I’m feeling a bit slowed down by the holidays. Taking off for the East coast on Thursday means getting all my ducks quacking in a row before then. Very little writing is getting done in the house these past couple of weeks, but that’s a self-correcting situation. I’m taking a look at the books, and screenplays, and television pitches on the table, and have to give my subconscious major credit for keeping it all straight. We should chuckle at ourselves for the way we lambaste ourselves for lack of perceived perfection.

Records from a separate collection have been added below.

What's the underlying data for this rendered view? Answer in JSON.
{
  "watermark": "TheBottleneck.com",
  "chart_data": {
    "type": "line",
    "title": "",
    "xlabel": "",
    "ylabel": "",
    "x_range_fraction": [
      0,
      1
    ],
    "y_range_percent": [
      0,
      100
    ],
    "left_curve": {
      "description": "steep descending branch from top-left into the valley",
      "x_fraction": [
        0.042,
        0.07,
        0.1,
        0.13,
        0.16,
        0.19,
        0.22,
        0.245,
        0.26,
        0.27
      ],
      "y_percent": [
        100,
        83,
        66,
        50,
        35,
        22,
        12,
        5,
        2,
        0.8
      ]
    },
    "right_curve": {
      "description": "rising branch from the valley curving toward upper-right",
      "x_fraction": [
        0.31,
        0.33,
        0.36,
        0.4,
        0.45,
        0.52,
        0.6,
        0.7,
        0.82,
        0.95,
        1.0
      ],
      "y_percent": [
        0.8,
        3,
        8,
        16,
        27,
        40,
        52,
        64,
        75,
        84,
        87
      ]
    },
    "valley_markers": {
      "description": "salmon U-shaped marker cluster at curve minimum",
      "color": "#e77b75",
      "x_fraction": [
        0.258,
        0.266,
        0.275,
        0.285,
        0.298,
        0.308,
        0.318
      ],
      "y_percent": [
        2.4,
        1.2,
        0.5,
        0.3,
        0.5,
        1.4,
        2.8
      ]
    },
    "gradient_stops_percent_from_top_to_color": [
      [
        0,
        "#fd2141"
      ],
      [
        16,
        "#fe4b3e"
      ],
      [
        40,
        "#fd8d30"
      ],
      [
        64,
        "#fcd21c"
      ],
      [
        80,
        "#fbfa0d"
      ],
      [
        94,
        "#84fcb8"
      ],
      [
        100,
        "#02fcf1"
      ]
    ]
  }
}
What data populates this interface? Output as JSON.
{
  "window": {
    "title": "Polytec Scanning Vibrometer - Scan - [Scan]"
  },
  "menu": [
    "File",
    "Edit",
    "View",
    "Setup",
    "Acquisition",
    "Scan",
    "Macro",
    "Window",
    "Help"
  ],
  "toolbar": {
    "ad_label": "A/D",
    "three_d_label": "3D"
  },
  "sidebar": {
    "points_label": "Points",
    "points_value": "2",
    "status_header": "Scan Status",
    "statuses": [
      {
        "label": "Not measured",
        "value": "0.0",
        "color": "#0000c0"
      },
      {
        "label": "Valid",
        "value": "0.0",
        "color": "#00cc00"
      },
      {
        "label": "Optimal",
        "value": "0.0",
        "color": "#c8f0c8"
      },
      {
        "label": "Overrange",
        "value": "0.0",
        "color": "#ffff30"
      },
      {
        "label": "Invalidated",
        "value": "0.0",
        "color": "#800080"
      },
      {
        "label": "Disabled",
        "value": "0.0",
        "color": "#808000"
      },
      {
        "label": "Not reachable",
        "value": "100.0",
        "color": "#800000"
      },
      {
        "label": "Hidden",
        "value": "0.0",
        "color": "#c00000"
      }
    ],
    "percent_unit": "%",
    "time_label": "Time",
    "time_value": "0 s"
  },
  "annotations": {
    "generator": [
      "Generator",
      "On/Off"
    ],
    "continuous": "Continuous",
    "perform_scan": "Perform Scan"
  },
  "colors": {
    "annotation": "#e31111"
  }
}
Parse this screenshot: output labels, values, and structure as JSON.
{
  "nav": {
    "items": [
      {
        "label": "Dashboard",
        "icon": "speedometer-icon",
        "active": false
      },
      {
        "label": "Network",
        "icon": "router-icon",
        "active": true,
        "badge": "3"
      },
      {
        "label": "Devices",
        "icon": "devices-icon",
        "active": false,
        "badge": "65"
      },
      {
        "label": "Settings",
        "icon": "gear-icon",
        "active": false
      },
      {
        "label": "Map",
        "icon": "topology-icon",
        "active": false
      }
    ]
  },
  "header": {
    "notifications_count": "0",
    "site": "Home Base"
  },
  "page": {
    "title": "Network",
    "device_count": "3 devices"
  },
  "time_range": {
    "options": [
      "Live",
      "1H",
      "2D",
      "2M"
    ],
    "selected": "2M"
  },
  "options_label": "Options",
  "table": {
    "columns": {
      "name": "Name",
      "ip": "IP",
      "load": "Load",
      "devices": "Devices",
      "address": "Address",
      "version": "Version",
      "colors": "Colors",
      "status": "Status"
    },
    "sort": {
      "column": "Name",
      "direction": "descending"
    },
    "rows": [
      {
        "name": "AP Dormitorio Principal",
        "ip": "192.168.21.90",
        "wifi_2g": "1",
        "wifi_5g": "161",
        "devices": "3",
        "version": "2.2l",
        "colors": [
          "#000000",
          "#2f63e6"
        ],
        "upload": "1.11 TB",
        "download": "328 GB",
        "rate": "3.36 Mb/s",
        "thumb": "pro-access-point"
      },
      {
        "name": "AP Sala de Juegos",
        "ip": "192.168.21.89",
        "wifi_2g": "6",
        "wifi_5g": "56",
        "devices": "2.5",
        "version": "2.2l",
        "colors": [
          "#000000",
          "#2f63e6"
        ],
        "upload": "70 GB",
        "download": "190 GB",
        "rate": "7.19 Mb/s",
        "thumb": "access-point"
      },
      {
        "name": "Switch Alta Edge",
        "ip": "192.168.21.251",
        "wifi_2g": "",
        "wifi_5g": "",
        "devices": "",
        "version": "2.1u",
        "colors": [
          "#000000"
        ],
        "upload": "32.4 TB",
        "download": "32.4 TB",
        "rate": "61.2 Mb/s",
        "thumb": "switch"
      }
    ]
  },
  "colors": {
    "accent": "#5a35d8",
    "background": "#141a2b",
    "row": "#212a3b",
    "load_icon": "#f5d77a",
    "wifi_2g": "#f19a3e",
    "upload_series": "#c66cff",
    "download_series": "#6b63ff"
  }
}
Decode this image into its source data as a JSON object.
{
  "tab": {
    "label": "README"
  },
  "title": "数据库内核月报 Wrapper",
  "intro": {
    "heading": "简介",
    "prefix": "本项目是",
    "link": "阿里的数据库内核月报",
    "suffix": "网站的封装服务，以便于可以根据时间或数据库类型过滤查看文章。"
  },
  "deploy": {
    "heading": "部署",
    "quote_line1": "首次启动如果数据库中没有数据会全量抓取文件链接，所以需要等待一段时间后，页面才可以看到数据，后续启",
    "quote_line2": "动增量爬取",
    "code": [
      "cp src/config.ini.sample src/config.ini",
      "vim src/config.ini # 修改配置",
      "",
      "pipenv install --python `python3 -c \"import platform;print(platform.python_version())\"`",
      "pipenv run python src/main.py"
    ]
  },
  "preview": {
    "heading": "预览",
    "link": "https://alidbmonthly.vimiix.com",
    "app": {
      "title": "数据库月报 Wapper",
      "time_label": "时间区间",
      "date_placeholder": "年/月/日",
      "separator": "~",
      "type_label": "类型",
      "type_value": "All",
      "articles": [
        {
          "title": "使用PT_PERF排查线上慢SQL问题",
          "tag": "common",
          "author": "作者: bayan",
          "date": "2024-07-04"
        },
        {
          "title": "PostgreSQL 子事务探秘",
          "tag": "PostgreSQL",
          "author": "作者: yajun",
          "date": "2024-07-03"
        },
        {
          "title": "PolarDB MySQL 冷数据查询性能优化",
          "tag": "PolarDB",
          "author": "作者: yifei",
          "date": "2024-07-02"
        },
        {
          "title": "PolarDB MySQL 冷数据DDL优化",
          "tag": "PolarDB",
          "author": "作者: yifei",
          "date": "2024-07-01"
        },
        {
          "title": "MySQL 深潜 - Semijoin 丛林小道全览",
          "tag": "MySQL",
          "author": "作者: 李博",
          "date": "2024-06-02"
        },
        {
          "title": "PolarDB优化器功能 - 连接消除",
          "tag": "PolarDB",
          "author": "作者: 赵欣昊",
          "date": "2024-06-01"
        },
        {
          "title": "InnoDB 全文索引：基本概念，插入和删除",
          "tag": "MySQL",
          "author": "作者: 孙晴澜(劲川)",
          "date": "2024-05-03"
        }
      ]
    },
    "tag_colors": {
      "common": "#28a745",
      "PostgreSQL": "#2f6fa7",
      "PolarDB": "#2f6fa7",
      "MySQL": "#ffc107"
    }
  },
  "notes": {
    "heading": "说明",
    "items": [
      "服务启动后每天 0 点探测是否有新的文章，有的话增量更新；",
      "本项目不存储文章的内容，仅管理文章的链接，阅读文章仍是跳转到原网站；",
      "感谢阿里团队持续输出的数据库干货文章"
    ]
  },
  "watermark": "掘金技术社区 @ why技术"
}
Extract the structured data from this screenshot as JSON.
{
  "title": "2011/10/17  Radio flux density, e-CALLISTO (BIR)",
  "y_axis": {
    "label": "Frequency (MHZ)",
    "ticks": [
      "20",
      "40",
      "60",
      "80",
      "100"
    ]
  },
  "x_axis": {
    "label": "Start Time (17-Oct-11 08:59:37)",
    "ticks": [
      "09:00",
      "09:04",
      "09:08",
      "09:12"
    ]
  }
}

The most important thing I can do right now is to remain centered and prepared. To remember that all creativity originates in a calm, secret place within us, and that my daily meditations allow me to contact that place, and feel the chaotic creative energy that gives birth to the writing. Without that energy, all there is is words, and scenes, and stick-figure characters. Only that divine spark brings them to life.
This is one of the reasons I’m experimenting with a more formalized class. Having a few people say they are interested in exploring their mind-body link is one thing. Getting the critical mass of interest necessary to support a class is something else. Tomorrow, Sunday, is the next class for those of you in Los Angeles. The time is 2:30, and the place is the International Arts Academy at 20628 E. Arrow Highway #3, Covina, Ca 91724. The first class is free, and subsequent classes are whatever YOU earn per hour. So don’t let money stop you!
If you can’t make it, please try, at least three times in the coming week, to just sit quietly and listen to your own heartbeat for twenty minutes. If you can already do this, you can try a more advanced version by splitting attention between your breathing and your heartbeat. Just spend a bit of time appreciating the beauty of the life-flow within you.
If you’re really ambitious, go for a walk in nature. Walk slowly enough to feel your heartbeat, and also strive to concentrate on the process of exhalation, allowing the body to create exhalations with compression, and inhalations with relaxation. This kind of careful attention will force you to quiet your mind, to really feel your body. After ten or fifteen minutes, you will probably find that your senses seem sharper: hearing more distinct, vision clearer. You may notice things about your environment you haven’t noticed for a while. That clarity is precisely what you will need to isolate and remember the kind of telling details that make your stories memorable.
Saturday, December 17, 2005
Posted by Steven Barnes at 9:20 AM